Right then, he heard the dojo doors bang open behind him. A moment later, Dwight’s thick twang tore the air: “What’s going on over there? Everything OK?”

Matt didn’t turn, but he did let go of Lindsay’s arm. What would happen, he wondered, if she claimed he’d been harassing her? Would Dwight and Kelly intervene? Would they call the cops on him? (Ever since an uncomfortable incident last year, when a workshop attendee had claimed Matt “groped” her, Kelly had acted kind of coldly toward Matt. He was afraid she’d been poisoning Dwight’s opinion of him.)

But Lindsay quickly dropped the pepper spray back into her purse. She yelled back, “Everything’s fine! I’m just leaving.”

There was a pulse of silence.

“You sure?” Kelly yelled.

Matt felt a little knuckle of rage scrape his throat. Fuck you, Kelly.

“Yeah,” he hollered over his shoulder. “I was just walking her to her car.”

Lindsay opened her door. As soon as she was inside, he heard the maddening click of power locks. Then she drove off.

† † †

It had seemed best to tell Dwight and Kelly that Lindsay had confused Matt for a friend of her ex-husband’s. Dwight looked convinced. Matt couldn’t tell about Kelly. But pretty soon, they’d headed home to their dog. By then, everyone else had gone, too.

Matt had needed to stay a few minutes, cool down. He now sat alone in his car in the empty lot, a hand wrapped around his cock.

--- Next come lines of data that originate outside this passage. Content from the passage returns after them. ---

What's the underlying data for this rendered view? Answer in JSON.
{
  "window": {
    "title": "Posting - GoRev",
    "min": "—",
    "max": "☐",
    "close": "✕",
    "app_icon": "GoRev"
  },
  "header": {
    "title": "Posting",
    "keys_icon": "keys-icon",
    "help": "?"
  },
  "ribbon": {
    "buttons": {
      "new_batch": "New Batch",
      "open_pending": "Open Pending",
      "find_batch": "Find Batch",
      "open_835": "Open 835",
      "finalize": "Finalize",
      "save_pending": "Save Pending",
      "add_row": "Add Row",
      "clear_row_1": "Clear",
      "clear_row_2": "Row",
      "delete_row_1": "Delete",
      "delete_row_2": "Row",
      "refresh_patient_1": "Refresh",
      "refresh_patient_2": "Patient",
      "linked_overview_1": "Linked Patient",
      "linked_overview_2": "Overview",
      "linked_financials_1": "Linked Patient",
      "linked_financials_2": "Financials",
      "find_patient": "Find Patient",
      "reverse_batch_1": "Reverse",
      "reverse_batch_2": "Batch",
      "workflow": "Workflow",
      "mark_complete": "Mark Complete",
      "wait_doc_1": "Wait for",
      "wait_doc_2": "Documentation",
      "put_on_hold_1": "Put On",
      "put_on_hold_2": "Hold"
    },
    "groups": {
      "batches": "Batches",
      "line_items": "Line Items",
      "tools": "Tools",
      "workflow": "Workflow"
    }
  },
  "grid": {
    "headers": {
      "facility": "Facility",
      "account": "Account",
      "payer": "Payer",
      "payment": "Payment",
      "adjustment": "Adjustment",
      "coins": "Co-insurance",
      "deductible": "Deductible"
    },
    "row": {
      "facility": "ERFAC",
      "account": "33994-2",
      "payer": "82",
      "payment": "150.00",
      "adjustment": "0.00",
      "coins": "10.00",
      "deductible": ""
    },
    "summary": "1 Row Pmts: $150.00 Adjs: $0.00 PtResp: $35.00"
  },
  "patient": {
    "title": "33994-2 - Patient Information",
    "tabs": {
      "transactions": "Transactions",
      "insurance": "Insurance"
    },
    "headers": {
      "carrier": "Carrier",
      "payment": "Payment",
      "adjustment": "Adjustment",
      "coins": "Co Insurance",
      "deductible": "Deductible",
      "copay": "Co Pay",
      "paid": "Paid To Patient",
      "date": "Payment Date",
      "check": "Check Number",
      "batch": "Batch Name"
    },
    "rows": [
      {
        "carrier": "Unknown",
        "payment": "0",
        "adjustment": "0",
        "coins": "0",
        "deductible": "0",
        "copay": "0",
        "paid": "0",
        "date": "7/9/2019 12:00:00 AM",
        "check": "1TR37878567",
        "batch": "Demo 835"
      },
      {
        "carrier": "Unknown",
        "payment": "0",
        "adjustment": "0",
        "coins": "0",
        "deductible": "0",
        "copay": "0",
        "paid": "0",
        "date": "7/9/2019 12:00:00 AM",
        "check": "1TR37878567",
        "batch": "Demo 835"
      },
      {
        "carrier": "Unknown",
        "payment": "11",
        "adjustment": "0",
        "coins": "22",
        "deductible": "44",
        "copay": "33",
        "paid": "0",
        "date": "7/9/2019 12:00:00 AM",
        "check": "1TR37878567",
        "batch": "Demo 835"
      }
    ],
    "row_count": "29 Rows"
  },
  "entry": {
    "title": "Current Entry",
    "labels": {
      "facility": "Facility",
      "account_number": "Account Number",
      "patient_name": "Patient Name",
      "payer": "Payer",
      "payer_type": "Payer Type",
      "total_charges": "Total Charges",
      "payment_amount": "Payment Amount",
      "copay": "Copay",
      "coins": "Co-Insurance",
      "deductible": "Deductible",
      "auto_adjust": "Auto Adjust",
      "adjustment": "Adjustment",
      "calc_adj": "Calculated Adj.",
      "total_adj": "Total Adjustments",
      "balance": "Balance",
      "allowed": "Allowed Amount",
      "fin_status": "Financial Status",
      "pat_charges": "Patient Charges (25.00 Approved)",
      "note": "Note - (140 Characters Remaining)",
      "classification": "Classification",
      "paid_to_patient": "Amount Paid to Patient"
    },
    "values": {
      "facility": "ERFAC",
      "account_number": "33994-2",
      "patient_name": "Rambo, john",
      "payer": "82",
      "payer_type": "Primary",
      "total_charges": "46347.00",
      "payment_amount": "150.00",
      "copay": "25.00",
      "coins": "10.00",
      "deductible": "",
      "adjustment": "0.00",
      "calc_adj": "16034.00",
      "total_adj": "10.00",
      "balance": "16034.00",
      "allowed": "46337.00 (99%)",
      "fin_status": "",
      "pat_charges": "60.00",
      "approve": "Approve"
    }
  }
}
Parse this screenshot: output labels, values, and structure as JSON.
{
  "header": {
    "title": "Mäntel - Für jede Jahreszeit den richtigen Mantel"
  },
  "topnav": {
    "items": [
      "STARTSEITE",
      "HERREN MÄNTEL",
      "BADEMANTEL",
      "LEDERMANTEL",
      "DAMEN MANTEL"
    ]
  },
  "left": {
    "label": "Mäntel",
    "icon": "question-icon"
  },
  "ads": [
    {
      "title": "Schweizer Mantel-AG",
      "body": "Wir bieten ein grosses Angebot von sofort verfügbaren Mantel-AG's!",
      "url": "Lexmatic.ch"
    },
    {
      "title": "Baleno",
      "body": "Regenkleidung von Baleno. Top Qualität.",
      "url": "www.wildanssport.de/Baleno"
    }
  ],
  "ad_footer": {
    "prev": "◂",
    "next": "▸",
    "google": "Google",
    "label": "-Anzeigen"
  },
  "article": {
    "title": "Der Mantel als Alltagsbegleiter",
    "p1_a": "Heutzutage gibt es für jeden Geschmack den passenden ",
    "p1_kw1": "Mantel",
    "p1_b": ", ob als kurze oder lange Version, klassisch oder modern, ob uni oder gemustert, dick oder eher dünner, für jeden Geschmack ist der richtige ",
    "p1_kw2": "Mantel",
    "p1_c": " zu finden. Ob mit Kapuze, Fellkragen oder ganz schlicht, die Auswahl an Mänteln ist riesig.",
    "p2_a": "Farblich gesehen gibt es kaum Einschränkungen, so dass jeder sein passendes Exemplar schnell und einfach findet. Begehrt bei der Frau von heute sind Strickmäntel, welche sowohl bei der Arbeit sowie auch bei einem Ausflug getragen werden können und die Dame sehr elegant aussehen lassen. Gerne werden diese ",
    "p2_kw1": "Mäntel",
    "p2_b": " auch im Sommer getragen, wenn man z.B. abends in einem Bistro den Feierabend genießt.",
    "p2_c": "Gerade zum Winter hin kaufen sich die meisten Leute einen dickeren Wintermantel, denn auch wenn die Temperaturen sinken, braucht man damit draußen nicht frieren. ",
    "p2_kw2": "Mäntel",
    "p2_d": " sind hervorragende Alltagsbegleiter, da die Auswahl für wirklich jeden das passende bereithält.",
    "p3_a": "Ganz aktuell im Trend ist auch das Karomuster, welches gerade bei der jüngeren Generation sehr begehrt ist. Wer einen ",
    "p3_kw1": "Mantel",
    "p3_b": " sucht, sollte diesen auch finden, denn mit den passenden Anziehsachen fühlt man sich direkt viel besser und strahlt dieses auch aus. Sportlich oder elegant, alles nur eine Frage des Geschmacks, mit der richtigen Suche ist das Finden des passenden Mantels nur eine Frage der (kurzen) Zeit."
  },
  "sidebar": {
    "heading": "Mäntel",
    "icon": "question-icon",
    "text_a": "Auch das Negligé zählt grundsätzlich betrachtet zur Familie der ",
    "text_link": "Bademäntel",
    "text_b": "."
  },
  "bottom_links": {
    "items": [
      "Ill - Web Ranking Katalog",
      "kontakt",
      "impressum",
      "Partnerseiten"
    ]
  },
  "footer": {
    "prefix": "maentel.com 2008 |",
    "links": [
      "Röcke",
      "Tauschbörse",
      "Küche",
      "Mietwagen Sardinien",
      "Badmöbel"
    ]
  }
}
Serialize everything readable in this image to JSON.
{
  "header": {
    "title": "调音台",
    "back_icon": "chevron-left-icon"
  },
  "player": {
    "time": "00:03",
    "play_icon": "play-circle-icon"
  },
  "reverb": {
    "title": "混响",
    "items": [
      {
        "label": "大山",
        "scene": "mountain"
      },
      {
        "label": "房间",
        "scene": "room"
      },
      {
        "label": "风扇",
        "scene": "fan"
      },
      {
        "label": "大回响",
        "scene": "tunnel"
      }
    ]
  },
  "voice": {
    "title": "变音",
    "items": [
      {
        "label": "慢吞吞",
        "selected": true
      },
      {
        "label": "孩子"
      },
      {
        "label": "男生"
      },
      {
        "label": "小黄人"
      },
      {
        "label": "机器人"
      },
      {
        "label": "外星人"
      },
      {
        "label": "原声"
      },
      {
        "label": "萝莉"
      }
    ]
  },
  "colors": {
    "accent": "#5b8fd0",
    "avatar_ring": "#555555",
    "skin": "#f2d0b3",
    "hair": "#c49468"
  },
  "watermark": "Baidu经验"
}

Why had she been like that? Who fucking knew? At this point, Matt couldn’t rule out that she was just fucking nuts. Maybe there was no restraining order. Maybe Alex had never even laid a hand on her. Matt was actually starting to feel a little compassion for the man. What had he been through? And they had a kid.

Matt hadn’t done a thing to Lindsay. He was a decent fucking guy. He didn’t love the word “feminist,” but he was doing just fine. If this was about one very minor sexual indiscretion—about which she’d said nothing at the time—then what the fuck? Really, she was nuts. He’d had women ask him to spank them with paddles, gag them with pantyhose—even punch them in the face. One had actually asked him to burn her. He’d never done any of that. And if Lindsay was freaking out about something unrelated to sex, then Matt gave up. He should probably be kissing a fucking rabbit’s foot.

It was true that in vulnerable moments—driving home drunk on a Tuesday night; waking up beside a strung-out waitress he’d found online who’d spent half the night crying; Lindsay, screaming at him in public—Matt could be attacked by unwelcome visions. But he knew that there was nothing so deviant in his thoughts. Which, anyway, he couldn’t control—he was responsible only for his actions.

Now, leaning back in the driver’s seat, his hand quickening, he saw the net-caught look that had glittered in Lindsay’s eyes when she’d turned around and noticed him behind her in the parking lot. He felt the struggle she’d put up when he’d grappled her on the mats.

On the seat beside him was a box of tissues, and as he imagined her thrashing in her sheets, his fingers on her throat, he snatched one out.

When he was done, he balled it up, opened the door, and dropped it on the ground.

Tagged:
feminism
VICE Magazine
Fiction
Ben McNutt
v24n10
Alena Graedon